▶ _Aim of the task_
From the material below, copy out each line with the word "files" in it.
--- Data records Enclosed Below ---
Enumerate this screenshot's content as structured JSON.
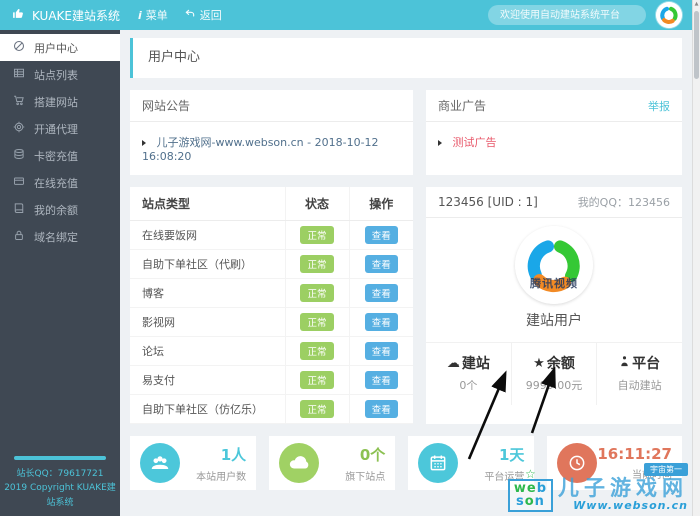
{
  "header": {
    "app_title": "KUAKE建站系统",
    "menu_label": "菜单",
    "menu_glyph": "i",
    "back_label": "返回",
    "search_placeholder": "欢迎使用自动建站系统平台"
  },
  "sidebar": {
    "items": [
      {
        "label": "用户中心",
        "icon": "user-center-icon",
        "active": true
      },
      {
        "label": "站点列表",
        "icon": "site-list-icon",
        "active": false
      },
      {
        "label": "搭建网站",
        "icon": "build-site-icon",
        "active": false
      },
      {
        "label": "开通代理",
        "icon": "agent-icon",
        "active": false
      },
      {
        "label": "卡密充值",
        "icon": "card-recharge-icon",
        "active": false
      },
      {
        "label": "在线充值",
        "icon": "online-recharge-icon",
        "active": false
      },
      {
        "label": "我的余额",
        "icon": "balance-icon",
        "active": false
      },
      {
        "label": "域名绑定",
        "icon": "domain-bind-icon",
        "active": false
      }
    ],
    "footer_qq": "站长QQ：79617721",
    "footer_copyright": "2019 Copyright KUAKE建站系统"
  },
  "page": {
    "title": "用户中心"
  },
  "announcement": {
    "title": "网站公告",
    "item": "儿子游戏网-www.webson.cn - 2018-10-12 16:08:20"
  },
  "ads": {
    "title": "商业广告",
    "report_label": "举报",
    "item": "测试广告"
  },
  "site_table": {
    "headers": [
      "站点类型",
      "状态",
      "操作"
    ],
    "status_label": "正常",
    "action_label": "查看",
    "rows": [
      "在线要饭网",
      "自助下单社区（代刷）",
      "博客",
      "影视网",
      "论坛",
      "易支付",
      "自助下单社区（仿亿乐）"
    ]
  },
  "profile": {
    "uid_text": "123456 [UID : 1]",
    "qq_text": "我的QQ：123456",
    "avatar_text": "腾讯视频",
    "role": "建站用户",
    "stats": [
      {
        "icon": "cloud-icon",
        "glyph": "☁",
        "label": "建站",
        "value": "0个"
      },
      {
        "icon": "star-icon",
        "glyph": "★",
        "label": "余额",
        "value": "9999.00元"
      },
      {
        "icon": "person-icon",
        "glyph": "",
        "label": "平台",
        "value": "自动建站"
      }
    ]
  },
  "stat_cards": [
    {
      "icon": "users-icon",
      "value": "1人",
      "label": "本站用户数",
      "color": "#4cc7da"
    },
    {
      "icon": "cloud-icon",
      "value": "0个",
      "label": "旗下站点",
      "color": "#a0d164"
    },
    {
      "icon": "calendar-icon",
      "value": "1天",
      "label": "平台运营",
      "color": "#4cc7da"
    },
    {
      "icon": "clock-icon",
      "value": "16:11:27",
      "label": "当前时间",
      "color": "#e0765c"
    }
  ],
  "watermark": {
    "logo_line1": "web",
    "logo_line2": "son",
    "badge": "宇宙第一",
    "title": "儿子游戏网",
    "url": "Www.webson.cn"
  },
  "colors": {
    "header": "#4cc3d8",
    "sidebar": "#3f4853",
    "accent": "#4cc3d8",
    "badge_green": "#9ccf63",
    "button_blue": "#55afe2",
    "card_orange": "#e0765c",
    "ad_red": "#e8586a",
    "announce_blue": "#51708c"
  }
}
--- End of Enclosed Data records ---
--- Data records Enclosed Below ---
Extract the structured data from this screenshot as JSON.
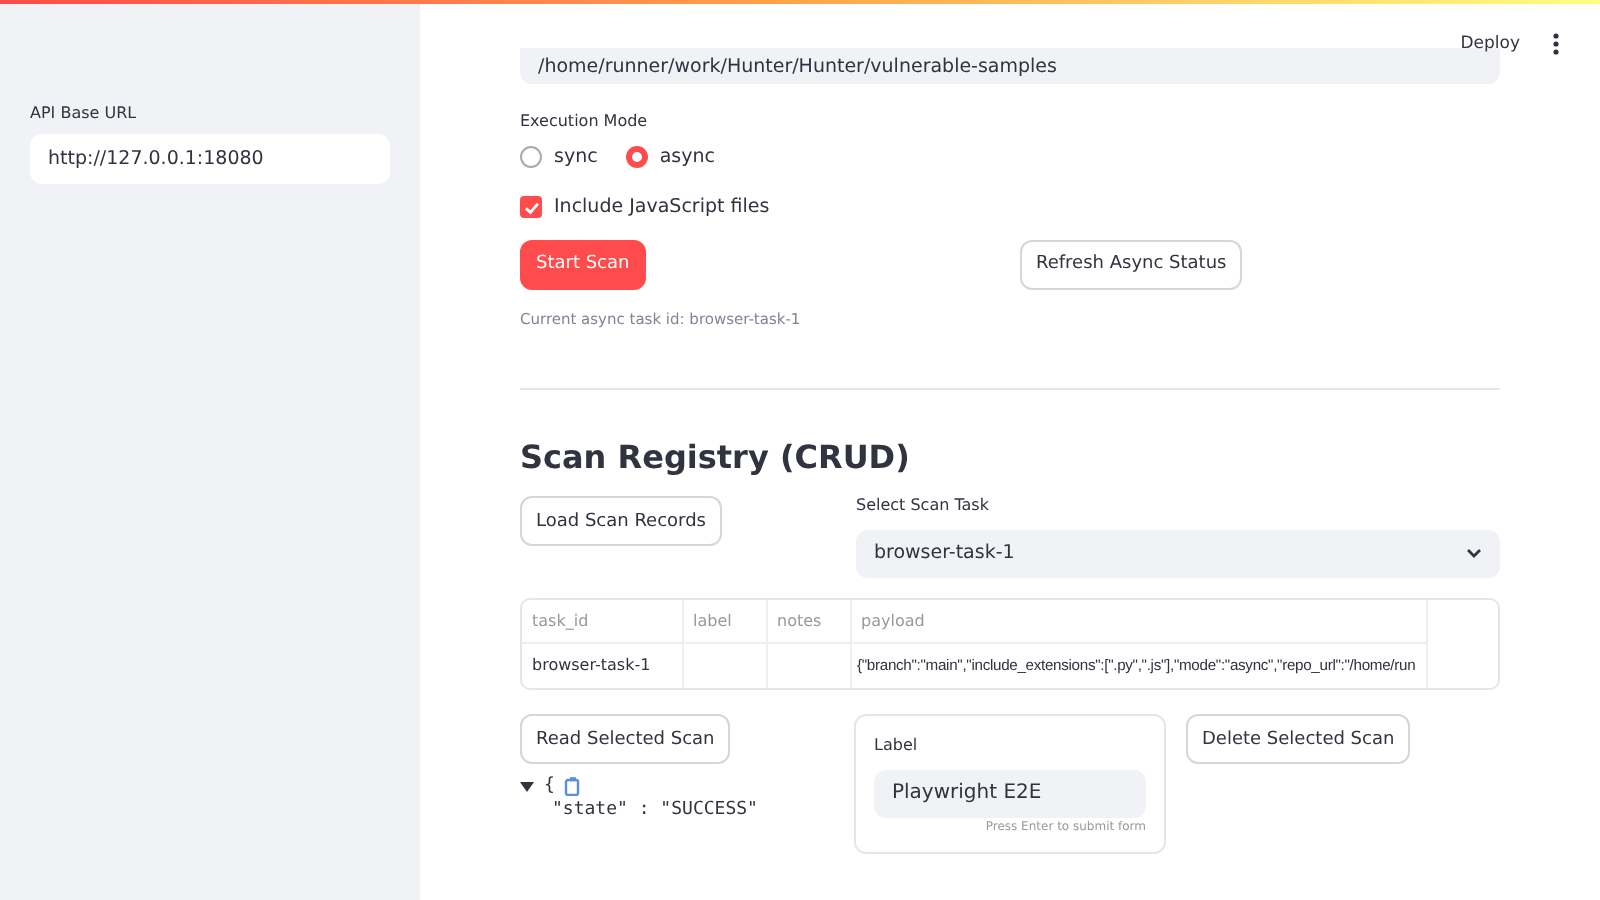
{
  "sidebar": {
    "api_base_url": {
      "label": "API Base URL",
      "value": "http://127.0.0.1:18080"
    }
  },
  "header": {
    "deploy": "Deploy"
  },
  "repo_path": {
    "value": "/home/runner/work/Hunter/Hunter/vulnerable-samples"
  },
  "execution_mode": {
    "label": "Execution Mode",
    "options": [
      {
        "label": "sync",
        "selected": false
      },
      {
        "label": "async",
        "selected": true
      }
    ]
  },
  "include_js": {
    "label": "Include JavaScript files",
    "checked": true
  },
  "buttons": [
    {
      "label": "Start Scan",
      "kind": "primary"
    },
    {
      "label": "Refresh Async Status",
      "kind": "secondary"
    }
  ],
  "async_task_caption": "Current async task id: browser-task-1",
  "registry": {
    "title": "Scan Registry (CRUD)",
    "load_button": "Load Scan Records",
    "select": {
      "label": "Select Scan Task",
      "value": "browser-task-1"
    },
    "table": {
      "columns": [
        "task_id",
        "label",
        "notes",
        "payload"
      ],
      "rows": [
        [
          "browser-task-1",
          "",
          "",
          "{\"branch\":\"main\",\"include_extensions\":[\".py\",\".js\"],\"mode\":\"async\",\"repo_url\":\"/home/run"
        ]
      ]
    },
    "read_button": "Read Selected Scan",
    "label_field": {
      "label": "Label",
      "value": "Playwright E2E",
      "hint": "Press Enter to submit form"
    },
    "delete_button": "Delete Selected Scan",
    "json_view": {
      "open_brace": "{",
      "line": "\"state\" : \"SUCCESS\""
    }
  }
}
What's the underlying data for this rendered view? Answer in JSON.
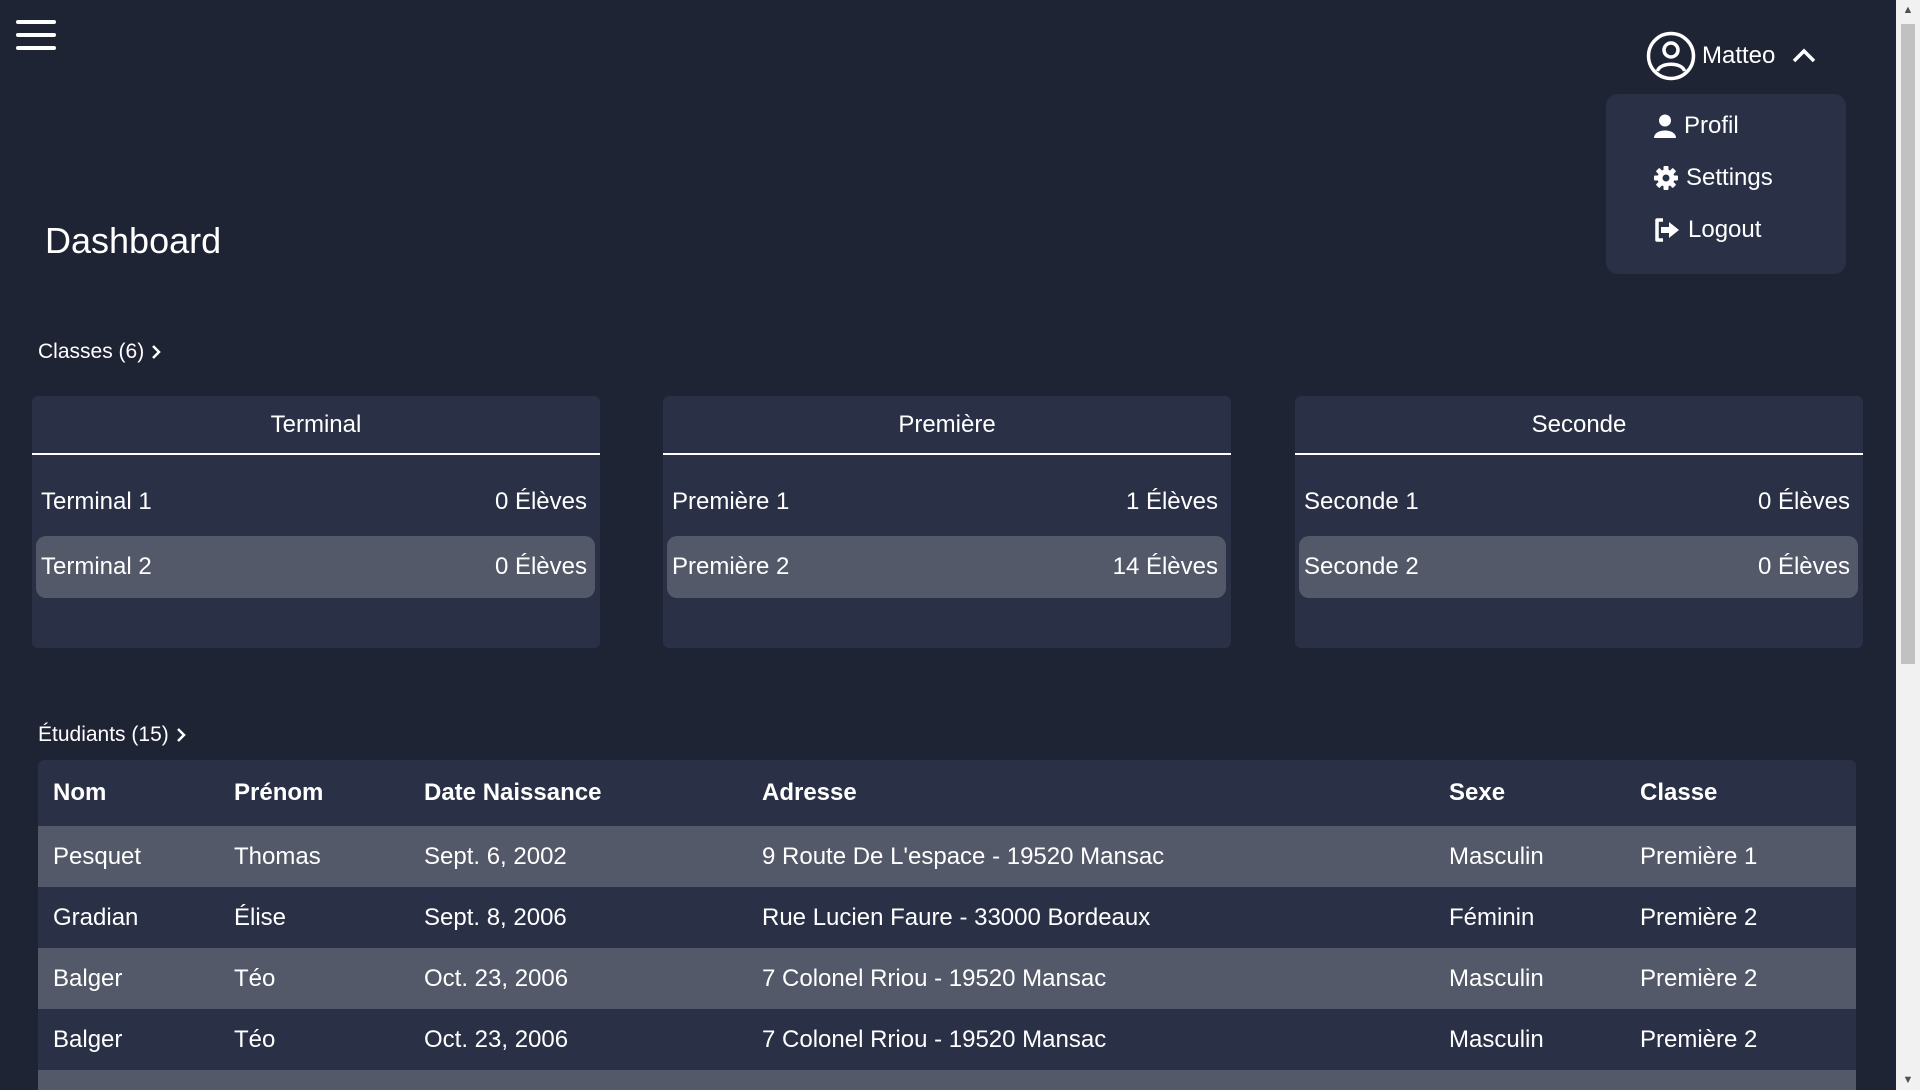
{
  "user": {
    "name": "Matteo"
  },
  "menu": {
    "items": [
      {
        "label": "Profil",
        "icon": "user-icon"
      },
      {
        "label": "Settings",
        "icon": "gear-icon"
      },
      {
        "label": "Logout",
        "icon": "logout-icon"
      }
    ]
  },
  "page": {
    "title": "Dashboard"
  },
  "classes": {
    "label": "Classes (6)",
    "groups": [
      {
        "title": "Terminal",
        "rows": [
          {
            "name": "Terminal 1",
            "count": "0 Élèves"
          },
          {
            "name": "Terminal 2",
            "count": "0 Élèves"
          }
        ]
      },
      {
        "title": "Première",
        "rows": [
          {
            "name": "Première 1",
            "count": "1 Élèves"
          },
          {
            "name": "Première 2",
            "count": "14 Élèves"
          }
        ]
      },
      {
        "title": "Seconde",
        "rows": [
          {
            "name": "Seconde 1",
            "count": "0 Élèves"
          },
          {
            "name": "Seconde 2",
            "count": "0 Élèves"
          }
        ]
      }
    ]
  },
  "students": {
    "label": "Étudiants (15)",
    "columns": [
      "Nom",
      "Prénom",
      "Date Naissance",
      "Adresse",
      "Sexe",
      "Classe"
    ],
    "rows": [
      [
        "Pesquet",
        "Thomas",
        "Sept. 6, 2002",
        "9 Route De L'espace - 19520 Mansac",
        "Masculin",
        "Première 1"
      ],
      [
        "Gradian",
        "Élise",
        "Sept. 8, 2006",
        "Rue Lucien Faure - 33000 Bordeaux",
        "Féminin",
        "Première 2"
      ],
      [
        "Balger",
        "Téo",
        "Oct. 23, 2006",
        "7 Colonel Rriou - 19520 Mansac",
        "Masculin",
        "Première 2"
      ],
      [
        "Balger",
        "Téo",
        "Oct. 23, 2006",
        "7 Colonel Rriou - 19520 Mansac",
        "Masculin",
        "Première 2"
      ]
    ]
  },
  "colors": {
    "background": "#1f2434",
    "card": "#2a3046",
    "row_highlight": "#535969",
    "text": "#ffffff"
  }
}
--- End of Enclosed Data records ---
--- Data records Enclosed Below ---
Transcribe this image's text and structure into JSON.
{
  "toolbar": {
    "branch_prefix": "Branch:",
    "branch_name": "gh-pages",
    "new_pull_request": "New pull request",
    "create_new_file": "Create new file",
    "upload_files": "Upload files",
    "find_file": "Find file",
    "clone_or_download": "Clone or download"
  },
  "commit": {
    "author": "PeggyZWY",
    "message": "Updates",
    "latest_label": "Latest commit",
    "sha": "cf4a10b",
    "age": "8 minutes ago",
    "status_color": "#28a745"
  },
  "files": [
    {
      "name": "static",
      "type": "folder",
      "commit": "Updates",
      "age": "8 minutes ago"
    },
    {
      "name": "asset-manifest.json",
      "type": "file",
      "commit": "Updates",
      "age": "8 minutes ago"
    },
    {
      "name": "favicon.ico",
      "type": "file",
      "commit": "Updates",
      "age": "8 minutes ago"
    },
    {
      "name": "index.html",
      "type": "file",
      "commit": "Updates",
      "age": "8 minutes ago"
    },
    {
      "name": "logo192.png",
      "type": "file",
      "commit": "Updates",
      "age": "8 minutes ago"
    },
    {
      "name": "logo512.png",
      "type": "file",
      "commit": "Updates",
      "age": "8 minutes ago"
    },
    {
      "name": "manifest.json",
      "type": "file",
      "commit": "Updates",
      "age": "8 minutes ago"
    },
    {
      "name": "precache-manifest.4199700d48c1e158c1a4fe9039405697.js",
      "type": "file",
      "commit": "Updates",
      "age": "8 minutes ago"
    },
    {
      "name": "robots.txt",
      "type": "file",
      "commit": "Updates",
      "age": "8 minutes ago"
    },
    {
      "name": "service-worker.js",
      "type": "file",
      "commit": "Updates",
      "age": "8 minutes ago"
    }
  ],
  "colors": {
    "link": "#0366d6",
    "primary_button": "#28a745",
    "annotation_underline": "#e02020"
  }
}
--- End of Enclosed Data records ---
▶ _Your response_
    "label": "Include JavaScript files",
    "upload_files": "Upload files",
  "files": [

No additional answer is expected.